The wound is and has been deeper than I expected. Part of it was trying to nurture myself, as well as  my wanting to show to the world that I was not struggling. I felt like I was living a double life.

Overall Aftermath...penny pinching, and gaining true wealth 

Keep your lives free from the love of money and be content with what you have, because God said, "Never will I leave you, never will I forsake you. Hebrews 13:5 

The social norm says you get a bonus, you get a raise, go spend indulge YOU DESERVE IT, God says I'm all you need I will always be with you, I will not forget you, I will not forsake, I will always love you. God never leaves us, we are the ones that leave God, we leave him in our past, the back burner, behind the credit card we learned to worship for the frequent flier miles we are racking up. We leave him like an old item and then glorify the new shine item we just purchased, until we feel empty again.
Learning to save daily, a challenge overall but was able to stick it out for a year

The things we do to have emergency money at hand
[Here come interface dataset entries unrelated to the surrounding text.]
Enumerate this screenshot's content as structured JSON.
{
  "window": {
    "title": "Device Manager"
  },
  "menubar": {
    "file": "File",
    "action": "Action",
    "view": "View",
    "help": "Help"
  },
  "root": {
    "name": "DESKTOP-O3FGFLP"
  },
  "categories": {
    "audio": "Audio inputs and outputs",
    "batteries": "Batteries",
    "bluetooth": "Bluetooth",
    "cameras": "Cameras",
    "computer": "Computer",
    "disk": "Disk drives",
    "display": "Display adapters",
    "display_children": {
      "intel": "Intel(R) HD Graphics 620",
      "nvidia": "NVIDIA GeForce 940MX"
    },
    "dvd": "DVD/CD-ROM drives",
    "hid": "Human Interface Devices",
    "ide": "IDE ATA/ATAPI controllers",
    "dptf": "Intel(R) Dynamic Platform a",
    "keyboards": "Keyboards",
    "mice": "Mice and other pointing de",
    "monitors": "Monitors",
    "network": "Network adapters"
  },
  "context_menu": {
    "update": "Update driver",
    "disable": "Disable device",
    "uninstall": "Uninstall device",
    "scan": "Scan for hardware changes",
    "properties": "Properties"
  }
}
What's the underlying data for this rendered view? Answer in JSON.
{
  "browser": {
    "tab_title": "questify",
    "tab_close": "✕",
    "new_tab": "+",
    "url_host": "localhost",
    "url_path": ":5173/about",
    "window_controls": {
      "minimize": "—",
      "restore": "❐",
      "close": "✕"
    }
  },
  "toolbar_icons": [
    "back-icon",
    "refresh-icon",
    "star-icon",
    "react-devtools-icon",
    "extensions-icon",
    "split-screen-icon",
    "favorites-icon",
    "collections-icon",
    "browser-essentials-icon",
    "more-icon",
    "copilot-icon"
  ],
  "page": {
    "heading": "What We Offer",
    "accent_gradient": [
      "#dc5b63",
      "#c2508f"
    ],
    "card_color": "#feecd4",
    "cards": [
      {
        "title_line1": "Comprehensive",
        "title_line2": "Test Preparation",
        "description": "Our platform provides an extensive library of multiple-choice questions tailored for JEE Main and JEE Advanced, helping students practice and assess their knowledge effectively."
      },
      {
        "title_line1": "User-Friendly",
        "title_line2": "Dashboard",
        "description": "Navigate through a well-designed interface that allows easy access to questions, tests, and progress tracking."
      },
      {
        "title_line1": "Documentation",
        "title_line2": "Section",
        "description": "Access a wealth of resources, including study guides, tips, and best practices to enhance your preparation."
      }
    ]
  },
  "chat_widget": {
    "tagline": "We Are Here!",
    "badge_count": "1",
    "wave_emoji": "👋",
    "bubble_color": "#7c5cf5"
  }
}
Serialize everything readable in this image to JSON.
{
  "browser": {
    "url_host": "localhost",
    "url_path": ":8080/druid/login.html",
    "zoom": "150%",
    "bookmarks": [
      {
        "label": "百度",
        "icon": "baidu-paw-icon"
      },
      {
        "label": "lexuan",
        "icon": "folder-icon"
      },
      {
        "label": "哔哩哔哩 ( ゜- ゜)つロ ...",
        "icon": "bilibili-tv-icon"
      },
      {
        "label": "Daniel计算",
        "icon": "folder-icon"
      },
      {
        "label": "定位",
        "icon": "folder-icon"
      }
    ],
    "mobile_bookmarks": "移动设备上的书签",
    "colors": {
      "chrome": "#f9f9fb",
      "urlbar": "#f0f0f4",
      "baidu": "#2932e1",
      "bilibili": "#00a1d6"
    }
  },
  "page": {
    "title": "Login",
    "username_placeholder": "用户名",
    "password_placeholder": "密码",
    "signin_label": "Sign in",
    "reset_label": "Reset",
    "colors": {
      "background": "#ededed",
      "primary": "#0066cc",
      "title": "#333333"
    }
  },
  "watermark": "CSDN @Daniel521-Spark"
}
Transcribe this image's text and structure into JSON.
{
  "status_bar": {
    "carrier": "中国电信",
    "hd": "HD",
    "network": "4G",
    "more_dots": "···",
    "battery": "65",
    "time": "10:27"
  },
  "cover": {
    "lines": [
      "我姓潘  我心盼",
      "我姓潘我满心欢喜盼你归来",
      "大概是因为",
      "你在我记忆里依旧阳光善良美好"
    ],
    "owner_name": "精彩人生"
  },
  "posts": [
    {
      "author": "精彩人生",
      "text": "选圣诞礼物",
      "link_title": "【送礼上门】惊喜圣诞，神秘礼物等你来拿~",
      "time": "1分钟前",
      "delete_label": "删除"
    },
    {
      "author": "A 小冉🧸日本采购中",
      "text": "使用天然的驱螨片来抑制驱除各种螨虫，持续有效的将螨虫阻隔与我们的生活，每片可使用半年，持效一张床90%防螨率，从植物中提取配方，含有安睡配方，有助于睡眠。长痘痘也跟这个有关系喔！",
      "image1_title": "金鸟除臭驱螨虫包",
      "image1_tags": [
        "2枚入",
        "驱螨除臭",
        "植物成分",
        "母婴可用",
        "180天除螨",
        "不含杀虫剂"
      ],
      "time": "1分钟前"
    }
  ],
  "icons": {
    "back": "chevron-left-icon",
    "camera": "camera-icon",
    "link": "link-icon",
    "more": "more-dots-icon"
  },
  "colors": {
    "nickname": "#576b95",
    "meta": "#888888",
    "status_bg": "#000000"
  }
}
I was tired of feeling empty, tired of feeling alone. I learned through Christian friends the best thing to do is to pray,  and read my bible and to give up the material things. Giving up material things has been a challenge yet a freeing decision. I was learning to be content with what I had and learn to not forsake God because he never forsake me. The whole financial experience was teaching me that my wealth was not in my purse or bank account but in my experience and gained wisdom on finances. I am not an accountant but I am gradually learning to not have shame for what I lack in material. My true friends love me regardless of what brand my purse is.

"I don't need money in my pocket that will make me partial, I need God in my heart who will make me whole"

Overall, I'm learning to take it a purchase at a time. It sounds funny, but I literally alot myself a specific amount for groceries, gas, bills and additional expenses trying to not deplete my limited amount. I've been tithing at my church, I had never given to a church before. There are times that I do not have the 10% as the bible states we should give (Numbers 18:21-28), however I know that God is still pleased that I give as long as I give willingly and from the heart (2 Corinthian 9:6-7, Luke 21:1-4) The same way that God gives to me he can take away, and I don't have control over that. I do have control over how I choose to spend my money, and daily it is a continual struggle that I face between buying something I see on sale or just letting my money stay in my purse. I have been blessed by taking the latter decision, since I have found ways to help other and at times I feel the holy spirit saying "this money is not for you, it's for what lies in front of you" and I find myself giving it away.
Gradual steps towards blessing others


Learning to have little when at one point I had a lot, it's a challenge, but it's worth it as I find myself feeling thankful that I am gradually walking away from my vice.

This has been my Aha moment...